As far as I can tell, nothing else has been affected. All the data still seems to be there, and nothing seems to have been "hacked" (I even briefly texted my partner with the broken screen to let them know that the screen is broken).

I went and checked in the settings, and the lockscreen PIN isn’t active there either as far as I can tell (so it doesn’t seem to be some kind of a glitch). I restarted the phone, and it asked for the PIN as it does normally to authorize the SIM. So it appears the lockscreen PIN has been disabled entirely, but it wasn’t me who disabled it.

How is this even possible? Can the phone being dropped at a weird angle disable the lockscreen PIN? (It sounds ridiculous just even typing that.) How can I check for signs of intrusion on the device (with the broken screen)?

Some "events"/facts that may be of relevance(?):

  • The one other question I have on this SE is about legitimate Google 2FA codes arriving from random numbers. This hadn’t happened in a while, but it happened again on 29.06.2020 (this Monday).
  • I always put my phone next to the bed during the night, and I did so last night. The phone was in another room this morning, however. Neither my partner nor I remember moving it. It is plausible that I moved the phone (I have a mild tendency to sleep walk), but I doubt I would have been able to disable the PIN in my sleep.
  • The phone’s storage is not encrypted.

Can one trust OS and apps from Onyx: app store, modified Android, Onyx Cloud

Onyx Boox is a brand of e-book reader produced by Onyx International Inc, based in China.

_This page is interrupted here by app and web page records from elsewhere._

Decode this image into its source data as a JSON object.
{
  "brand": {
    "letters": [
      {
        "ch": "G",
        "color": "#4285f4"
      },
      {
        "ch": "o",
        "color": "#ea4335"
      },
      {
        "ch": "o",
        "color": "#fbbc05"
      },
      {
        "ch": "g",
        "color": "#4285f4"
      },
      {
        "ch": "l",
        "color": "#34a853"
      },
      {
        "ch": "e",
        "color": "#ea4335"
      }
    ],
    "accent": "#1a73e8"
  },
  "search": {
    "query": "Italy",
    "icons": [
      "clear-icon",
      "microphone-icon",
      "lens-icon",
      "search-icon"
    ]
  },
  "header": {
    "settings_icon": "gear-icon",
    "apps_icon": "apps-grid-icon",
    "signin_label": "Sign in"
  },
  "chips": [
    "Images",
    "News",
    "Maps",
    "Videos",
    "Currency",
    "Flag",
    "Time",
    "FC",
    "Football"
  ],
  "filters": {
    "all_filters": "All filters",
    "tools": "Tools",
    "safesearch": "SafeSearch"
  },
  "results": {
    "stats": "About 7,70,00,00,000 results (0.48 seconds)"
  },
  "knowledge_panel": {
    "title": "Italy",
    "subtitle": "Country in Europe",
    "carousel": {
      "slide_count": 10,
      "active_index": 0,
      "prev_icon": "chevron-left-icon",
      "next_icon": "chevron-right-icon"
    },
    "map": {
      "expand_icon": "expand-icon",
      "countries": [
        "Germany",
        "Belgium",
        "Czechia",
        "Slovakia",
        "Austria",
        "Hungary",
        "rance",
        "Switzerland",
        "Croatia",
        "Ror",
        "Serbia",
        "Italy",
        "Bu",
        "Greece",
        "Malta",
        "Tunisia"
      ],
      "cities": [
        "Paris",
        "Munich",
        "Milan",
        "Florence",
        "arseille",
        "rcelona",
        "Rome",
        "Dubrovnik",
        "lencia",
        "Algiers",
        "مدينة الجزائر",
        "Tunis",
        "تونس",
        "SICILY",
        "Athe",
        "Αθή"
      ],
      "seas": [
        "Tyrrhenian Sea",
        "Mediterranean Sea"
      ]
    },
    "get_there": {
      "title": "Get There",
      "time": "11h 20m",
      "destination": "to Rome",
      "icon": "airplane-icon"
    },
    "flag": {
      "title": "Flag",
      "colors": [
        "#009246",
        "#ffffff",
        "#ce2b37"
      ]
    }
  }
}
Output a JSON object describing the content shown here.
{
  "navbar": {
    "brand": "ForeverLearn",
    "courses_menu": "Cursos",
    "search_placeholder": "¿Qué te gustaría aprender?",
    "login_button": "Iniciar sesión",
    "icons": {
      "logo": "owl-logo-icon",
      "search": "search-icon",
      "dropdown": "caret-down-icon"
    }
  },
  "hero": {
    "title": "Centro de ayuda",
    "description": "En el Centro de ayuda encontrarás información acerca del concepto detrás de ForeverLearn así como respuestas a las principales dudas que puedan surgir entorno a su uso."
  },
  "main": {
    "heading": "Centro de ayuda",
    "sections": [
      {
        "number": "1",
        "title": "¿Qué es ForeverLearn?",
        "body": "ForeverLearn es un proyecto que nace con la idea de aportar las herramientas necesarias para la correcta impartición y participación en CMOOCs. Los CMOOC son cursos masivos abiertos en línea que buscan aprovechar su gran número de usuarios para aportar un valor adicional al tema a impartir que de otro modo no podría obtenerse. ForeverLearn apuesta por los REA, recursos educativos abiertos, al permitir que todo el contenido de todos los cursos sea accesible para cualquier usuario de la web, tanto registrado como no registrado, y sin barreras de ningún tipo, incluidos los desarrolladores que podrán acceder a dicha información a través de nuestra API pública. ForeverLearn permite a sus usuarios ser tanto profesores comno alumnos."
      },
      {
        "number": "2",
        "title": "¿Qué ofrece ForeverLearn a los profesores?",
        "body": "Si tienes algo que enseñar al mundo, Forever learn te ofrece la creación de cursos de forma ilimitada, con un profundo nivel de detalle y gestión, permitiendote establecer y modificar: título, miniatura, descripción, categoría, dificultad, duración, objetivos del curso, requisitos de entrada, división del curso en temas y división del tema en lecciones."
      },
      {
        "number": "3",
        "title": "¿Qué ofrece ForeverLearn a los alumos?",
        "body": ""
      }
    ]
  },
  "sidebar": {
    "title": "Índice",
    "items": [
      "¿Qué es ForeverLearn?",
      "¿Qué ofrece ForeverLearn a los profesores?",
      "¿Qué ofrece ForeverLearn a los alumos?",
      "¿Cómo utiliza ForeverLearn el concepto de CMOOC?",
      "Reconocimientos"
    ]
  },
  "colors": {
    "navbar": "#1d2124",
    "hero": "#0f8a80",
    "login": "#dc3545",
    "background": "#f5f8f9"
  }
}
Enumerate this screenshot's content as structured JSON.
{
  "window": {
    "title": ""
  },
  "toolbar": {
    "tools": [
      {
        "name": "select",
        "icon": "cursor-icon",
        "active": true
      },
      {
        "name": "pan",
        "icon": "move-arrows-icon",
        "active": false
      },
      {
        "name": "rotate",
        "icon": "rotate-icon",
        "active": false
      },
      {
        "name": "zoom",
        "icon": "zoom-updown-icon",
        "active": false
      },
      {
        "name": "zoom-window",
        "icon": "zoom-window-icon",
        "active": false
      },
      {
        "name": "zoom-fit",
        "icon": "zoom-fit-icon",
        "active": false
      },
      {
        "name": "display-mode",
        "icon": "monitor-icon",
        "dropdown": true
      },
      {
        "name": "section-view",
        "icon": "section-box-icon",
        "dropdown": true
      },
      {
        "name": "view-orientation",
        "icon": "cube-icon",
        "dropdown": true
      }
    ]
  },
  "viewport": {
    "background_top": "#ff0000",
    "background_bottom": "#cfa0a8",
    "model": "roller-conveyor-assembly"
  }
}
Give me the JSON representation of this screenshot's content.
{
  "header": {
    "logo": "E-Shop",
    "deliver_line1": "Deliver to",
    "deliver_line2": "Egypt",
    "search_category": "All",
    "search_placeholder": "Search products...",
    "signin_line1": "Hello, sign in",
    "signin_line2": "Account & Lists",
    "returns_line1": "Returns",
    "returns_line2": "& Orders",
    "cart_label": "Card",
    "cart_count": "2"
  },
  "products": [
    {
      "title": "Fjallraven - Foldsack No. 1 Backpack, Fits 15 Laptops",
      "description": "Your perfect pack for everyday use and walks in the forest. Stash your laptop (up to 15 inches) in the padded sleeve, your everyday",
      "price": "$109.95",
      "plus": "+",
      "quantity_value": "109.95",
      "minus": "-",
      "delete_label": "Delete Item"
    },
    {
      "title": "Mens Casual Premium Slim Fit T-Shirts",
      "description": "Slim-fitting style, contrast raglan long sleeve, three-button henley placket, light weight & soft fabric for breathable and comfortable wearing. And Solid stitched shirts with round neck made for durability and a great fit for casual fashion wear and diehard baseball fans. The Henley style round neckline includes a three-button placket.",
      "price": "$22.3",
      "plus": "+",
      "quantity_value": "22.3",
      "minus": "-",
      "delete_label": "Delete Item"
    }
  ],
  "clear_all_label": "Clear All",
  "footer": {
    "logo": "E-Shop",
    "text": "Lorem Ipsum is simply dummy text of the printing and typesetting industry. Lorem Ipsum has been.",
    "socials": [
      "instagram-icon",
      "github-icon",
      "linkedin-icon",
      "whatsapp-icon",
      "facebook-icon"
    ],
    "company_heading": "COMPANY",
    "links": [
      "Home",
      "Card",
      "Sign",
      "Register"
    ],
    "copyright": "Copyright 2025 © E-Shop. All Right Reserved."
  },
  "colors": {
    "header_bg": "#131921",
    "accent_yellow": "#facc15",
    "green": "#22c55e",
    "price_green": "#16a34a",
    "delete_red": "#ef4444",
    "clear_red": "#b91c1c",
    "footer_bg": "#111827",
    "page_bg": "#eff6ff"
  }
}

They have e-book readers based on Android OS. They have features that can violate user privacy or other accounts security:

  1. App store with optimized for e-book apps from other App stores: kindle, office, evernote and etc
  2. Account manager: Dropbox, Evernote and etc
  3. Option to enable Google play and other Google services (like Calendar)
  4. Onyx Cloud (sync personal notes and etc)

So the question is: are there any sings of backdoors or vulnerabilities known about their modified apps or OS itself or other stuff that can lead to user data leaks (like privacy leaks or leaks of sensitive information: like passwords or other data)?